I find this to be the case with Measures D and E. Eloquent and not so eloquent (usually emotional) assertions by advocates and opponents of each side.
What is good is that we Palo Alto citizens are being asked "is it time to change some arrangements that made sense when they first put into place some years ago, or should we stick with what we have in place?"
Each of us has to answer for ourselves such a question around Measures D and E. I think the question needs to be asked a great deal more around many issues. City staff and City Council can and do address this question as part of their regular duties. The question can be asked about many things here in town that require a vote of the citizenry, and we do not do it enough.
on Oct 29, 2011 at 2:29 pm
"The question can be asked about many things here in town that require a vote of the citizenry"
I understand your general point, I think. However, can you be a bit more specific? Please give us some examples of major issues that need to be directly voted on (besides D and E). Another way of saying this is: Our City Council is supposed to vote on our behalf, because we are not a direct democracy, but a representative democracy. If we don't like how our City Council votes, then we vote them out on election day.
Bottom line, Paul: Aren't you really saying that our City Council can't stand the heat in the kitchen? Or are you saying that we, as a citizenry, have locked ourselves into policies, through the general vote, that now require a reversal vote?
on Oct 30, 2011 at 1:19 am
Paul Losch is a registered user.
Thanks for some good questions.
I tend to favor government at the local level, it gets uglier up the proverbial "food chain" and definitely more confusing. Although there are circumstances and instutions that work better at a state or national level.
I do not favor the proposition model we have in the State of California.
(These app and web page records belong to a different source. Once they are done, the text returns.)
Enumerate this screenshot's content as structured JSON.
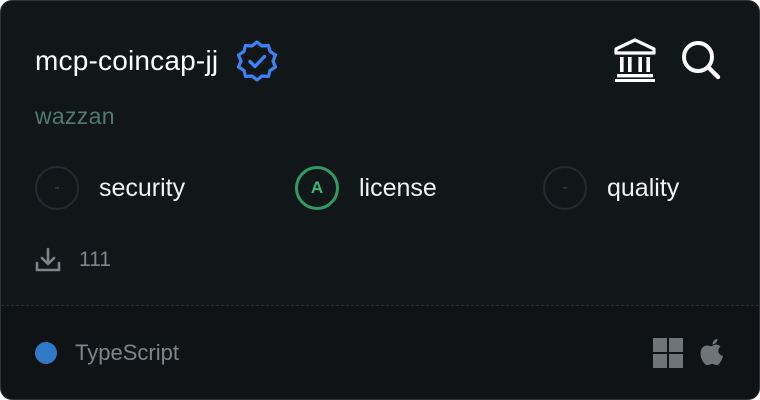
{
  "card": {
    "title": "mcp-coincap-jj",
    "author": "wazzan",
    "icons": {
      "verified": "verified-badge-icon",
      "bank": "bank-icon",
      "search": "search-icon",
      "download": "download-icon",
      "windows": "windows-icon",
      "apple": "apple-icon"
    },
    "scores": [
      {
        "grade": "-",
        "label": "security"
      },
      {
        "grade": "A",
        "label": "license"
      },
      {
        "grade": "-",
        "label": "quality"
      }
    ],
    "downloads": "111",
    "language": {
      "name": "TypeScript",
      "color": "#3178c6"
    },
    "colors": {
      "background": "#111619",
      "author": "#4e7a6f",
      "verified": "#3b82f6",
      "grade_good": "#2f9a63"
    }
  }
}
It may have had its place 100+ years ago, but has been out of control since Prop 13 in 1978. Voters are not necessarily better informed and able to make wise decisons compared to those they elect to work on these matters.
The irony in my comment is that I cannot include those along the Potomac, that is toxic water they drink there.
That said, here in Palo Alto, there are things that the voters/citizenry must vote on. I prefer it be done by our City Council when possible, and there are things that Council has to refer to the voter/citizens in town.
Some of those things should not have been established in such a way that requires a vote from the voters/citizens. But, I am glad that we are able to locally make choices that address choices made years ago under different circumstances.